Retiring Milwaukee Police Chief Ed Flynn on the Truth-O-Meter

Edward Flynn served 10 years as Milwaukee's police chief before announcing his retirement. (Milwaukee Journal Sentinel)
Edward Flynn served 10 years as Milwaukee's police chief before announcing his retirement. (Milwaukee Journal Sentinel)

Here’s a look at the Truth-O-Meter record of Milwaukee Police Chief Edward Flynn, who announced his retirement on Jan. 8, 2018 after serving 10 years in the post.

Among his more interesting claims: In Milwaukee County, juveniles arrested for car theft "get sent immediately home"; and in Wisconsin, a second arrest for pot is a felony, but a second arrest for a gun is a misdemeanor.

Flynn was police commissioner in Springfield, Mass., from 2006 to 2008. And he served as secretary of public safety under then-Massachusetts Gov. Mitt Romney from January 2003 until taking the Springfield job.

July 2016: Milwaukee police use deadly force at a rate that is "among the lowest" in the country.

Our rating: Half True.

Flynn based his claim on the best data available, which showed Milwaukee police killed one person in 2015. But 2015 was the only full year for which data were available on a national level, leaving it unknown how Milwaukee’s rate would have compared in prior years.

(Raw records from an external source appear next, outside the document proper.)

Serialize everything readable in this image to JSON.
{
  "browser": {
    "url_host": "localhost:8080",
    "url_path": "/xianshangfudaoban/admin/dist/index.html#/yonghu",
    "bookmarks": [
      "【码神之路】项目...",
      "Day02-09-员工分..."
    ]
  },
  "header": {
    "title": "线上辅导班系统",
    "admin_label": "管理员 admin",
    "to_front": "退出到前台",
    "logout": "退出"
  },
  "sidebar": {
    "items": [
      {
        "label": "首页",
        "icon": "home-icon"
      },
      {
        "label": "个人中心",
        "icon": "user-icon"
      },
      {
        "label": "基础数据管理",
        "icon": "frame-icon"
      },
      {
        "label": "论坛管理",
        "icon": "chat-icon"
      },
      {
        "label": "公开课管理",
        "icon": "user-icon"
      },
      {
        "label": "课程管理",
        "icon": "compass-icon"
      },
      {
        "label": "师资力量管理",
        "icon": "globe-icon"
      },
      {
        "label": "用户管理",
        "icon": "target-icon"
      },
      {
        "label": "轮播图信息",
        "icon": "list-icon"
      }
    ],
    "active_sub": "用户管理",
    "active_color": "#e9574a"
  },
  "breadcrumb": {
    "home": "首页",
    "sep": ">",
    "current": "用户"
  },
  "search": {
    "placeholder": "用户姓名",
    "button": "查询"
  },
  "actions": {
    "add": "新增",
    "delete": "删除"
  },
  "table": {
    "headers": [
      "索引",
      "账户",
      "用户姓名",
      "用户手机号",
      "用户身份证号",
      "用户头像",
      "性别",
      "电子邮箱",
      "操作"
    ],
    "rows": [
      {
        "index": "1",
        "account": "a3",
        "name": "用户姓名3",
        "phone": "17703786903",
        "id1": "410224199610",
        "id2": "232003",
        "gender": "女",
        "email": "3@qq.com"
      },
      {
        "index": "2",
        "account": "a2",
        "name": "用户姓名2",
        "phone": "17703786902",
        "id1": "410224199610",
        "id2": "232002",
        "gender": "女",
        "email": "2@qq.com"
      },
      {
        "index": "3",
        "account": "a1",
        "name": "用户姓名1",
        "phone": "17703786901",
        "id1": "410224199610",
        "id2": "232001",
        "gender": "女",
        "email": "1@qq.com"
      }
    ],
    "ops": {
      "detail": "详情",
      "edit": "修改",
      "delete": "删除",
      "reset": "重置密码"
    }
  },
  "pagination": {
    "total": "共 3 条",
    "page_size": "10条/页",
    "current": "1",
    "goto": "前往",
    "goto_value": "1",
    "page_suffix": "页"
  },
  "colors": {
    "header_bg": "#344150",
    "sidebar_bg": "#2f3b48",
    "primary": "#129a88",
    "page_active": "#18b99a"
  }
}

August 2015: In Milwaukee County, juveniles arrested for car theft "get sent immediately home, because under the point system in juvenile court" on holding suspects, "a stolen car gets zero points."

Our rating: Mostly False.

It’s possible for a juvenile arrested on an auto theft-related charge to be released home until appearing in court, usually the next day, we found. It depends on the facts of the case and factors such as whether the juvenile can be supervised by a responsible adult. But under the point system, auto theft is worth 10 points, not zero, which typically would result in the juvenile being held in secure detention or at an alternative facility until appearing in court, depending on factors such as the juvenile having a prior record.

April 2015: In Wisconsin, a "second arrest for carrying pot is a felony," but a second or subsequent arrest "for carrying a gun illegally is a misdemeanor."

Our rating: Mostly True.

A second arrest for carrying marijuana is classified as a felony offense, although depending on the circumstances, only a ticket might be issued. And generally a first or subsequent offense for carrying a gun illegally is a misdemeanor -- although for some people, such as convicted felons, a first offense is a felony.

August 2014: In 2012, there were nearly 12.2 million arrests and only 410 "uses of deadly force" by police in the United States.

Our rating: Mostly True.

Flynn corectly quoted FBI statistics on arrests and justifiable homicides by law enforcement officers, although it appeared the 410 was an undercount of the number of people killed by police.

July 2014: The Milwaukee Police Department has seized nearly as many firearms this year as the much larger New York City Police Department.

Our rating: True.

At that point in 2014, New York had seized 1,350 guns and Milwaukee had seized 1,340.

March 2013: Research found that "over the course of the existence of the Brady Bill ban, the use of assault weapons in crimes decreased by two-thirds."

Our rating: Half True.

Flynn accurately quoted a 70 percent figure from an oft-cited study by a veteran researcher for the U.S. Department of Justice. The study mad no claim that the ban caused the apparent decline, but neither does Flynn. On the other hand, the study and its author offered numerous and serious cautions that made clear that the 70 percent figure -- while suggestive of a major drop -- is not a definitive figure. And the study made clear that not all weapons traced by authorities are, as Flynn’s statement implied, used "in crimes."

February 2012: 85 percent of Milwaukee shootings involve "people with extensive criminal records shooting other people with extensive criminal records."

Our rating: Half True.

The thrust of Flynn’s statement -- that the vast majority of shooting suspects and victims have a criminal history -- was accurate. But he made a specific statistical claim that wasn’t fully supported by the study he cited. And as compared with charges or convictions, prior arrests as a measure of a person’s criminal record is on the lower end of the scale.